Robots Are Coming to Take Your Job. Here’s How to Avoid That

The future is finally here. Inventions that were once sci-fi creations are real things that you can find pretty much anywhere these days.

Want a flying robot drone? You can buy them for under a grand.

Fancy a palm-sized computer containing all knowledge? Chances are you’re reading on one right now.

Yet amongst all these interesting innovations, there are some high-tech creations you can’t buy. In fact, you might not be able to buy anything, as they could soon put you out of a job.

They’re robots, but they’re not the Johnny Fives and C3POs you grew up watching on the silver screen. These robots are multimillion-dollar creations whose sole purpose is to replace human workers.

Why? For one, robots don’t need health benefits or sleep. They’re more efficient than human workers and don’t complain. Best of all (from a business point-of-view), you don’t need to pay them. You only need to keep them powered on and well maintained.

Robots and advanced computer programs are replacing human workers at an alarming rate. Adidas is about to start manufacturing their sneakers using shoemaking robots in Germany. Foxconn plans on replacing 30,000 workers with smart phone-making robots. My local Chase Bank even replaced two of their tellers with “advanced ATMs.”

Every business is currently thinking about how to install automation in their workplace. While it’ll save them a bundle in the long run, it won’t benefit you, the employee, in the slightest. In fact, it could put you out of a job.

Here’s how to avoid that.

Do something creative.

Robots will replace low-skilled workers like cashiers, warehouse workers, and delivery people. Robots and AI cannot write a thought-provoking blog post, act in a play, or design an eye-catching logo. If you work in the creative field and have a liberal arts background, keep working hard and doing what you do. Machines won’t be able to do it any time soon.

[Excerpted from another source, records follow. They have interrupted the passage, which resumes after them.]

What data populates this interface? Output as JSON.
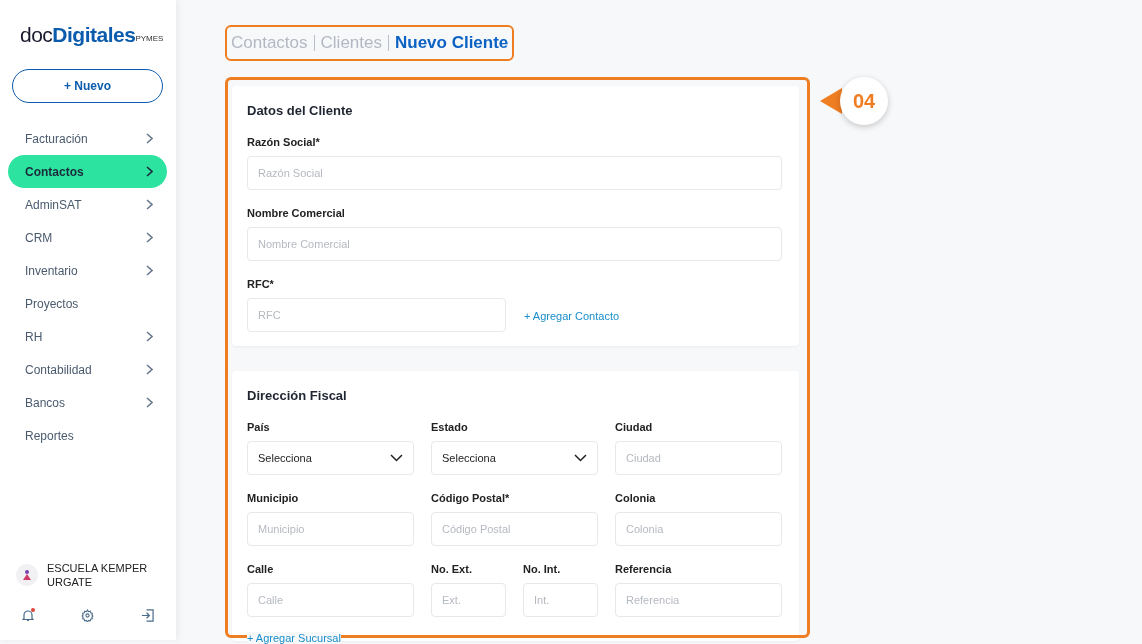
{
  "sidebar": {
    "logo": {
      "light": "doc",
      "bold": "Digitales",
      "suffix": "PYMES"
    },
    "new_button": "+ Nuevo",
    "items": [
      {
        "label": "Facturación",
        "arrow": true,
        "selected": false
      },
      {
        "label": "Contactos",
        "arrow": true,
        "selected": true
      },
      {
        "label": "AdminSAT",
        "arrow": true,
        "selected": false
      },
      {
        "label": "CRM",
        "arrow": true,
        "selected": false
      },
      {
        "label": "Inventario",
        "arrow": true,
        "selected": false
      },
      {
        "label": "Proyectos",
        "arrow": false,
        "selected": false
      },
      {
        "label": "RH",
        "arrow": true,
        "selected": false
      },
      {
        "label": "Contabilidad",
        "arrow": true,
        "selected": false
      },
      {
        "label": "Bancos",
        "arrow": true,
        "selected": false
      },
      {
        "label": "Reportes",
        "arrow": false,
        "selected": false
      }
    ],
    "user": "ESCUELA KEMPER URGATE",
    "notifications": true
  },
  "breadcrumb": [
    {
      "label": "Contactos",
      "selected": false
    },
    {
      "label": "Clientes",
      "selected": false
    },
    {
      "label": "Nuevo Cliente",
      "selected": true
    }
  ],
  "step_badge": "04",
  "sections": [
    {
      "title": "Datos del Cliente",
      "rows": [
        [
          {
            "kind": "input",
            "label": "Razón Social*",
            "placeholder": "Razón Social"
          }
        ],
        [
          {
            "kind": "input",
            "label": "Nombre Comercial",
            "placeholder": "Nombre Comercial"
          }
        ],
        [
          {
            "kind": "input",
            "label": "RFC*",
            "placeholder": "RFC"
          },
          {
            "kind": "link",
            "text": "+ Agregar Contacto"
          }
        ]
      ]
    },
    {
      "title": "Dirección Fiscal",
      "rows": [
        [
          {
            "kind": "select",
            "label": "País",
            "value": "Selecciona"
          },
          {
            "kind": "select",
            "label": "Estado",
            "value": "Selecciona"
          },
          {
            "kind": "input",
            "label": "Ciudad",
            "placeholder": "Ciudad"
          }
        ],
        [
          {
            "kind": "input",
            "label": "Municipio",
            "placeholder": "Municipio"
          },
          {
            "kind": "input",
            "label": "Código Postal*",
            "placeholder": "Código Postal"
          },
          {
            "kind": "input",
            "label": "Colonia",
            "placeholder": "Colonia"
          }
        ],
        [
          {
            "kind": "input",
            "label": "Calle",
            "placeholder": "Calle"
          },
          {
            "kind": "input",
            "label": "No. Ext.",
            "placeholder": "Ext."
          },
          {
            "kind": "input",
            "label": "No. Int.",
            "placeholder": "Int."
          },
          {
            "kind": "input",
            "label": "Referencia",
            "placeholder": "Referencia"
          }
        ]
      ]
    }
  ],
  "add_branch_link": "+ Agregar Sucursal"
}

Find a position or trade that robots can’t replace.

A Roomba is nice and all, but it’ll never be able to do the work of your hardworking cleaning person. Smart electric grids are efficient and can help save you money, but you’ll need an electrician to fix and maintain them. There are all sorts of jobs requiring real human workers to do real human things. Until a house can clean itself or an electrical grid can lay its own wires, people working in these and other trades won’t have to fret.

Become an engineer and build robots or artificial intelligence programs.

Until robots and programs can build themselves, companies will need hardworking engineers and programmers to make them. Tech companies everywhere are hiring oodles of programmers to work on artificial intelligence software. Manufacturers are willing to spend top dollar on engineers to help them build custom automating robots. If you have these skills or acquire them in the next few years, you could find yourself in a lucrative position that can’t be automated.

Keep up with the latest automation trends. technology, and legislation.

Drone technology seems to be improving by the day, but swarms of delivery drones aren’t ready to replace UPS. Federal, state, and local governments are currently examining laws surrounding these drones and how they could interfere with their surroundings. If you pay close attention to science and technology news, you’ll be able to catch developments in AI and automation technologies before they become commonplace. This could, in fact, buy you time before your job becomes replaced by a machine.

Should you worry about getting replaced by a robot? Yes, but it shouldn’t keep you up at night. Consider the work you do and how current and/or future technology would be able to do it without you. If existing technology could replace your day-to-day tasks, then consider a career change or learning a new irreplaceable skill.

If your current position can’t logically be automated for a while, you should still keep learning. The more educated and skilled you are, the more valuable you’ll be as a worker. Until robots learn to do everything, of course.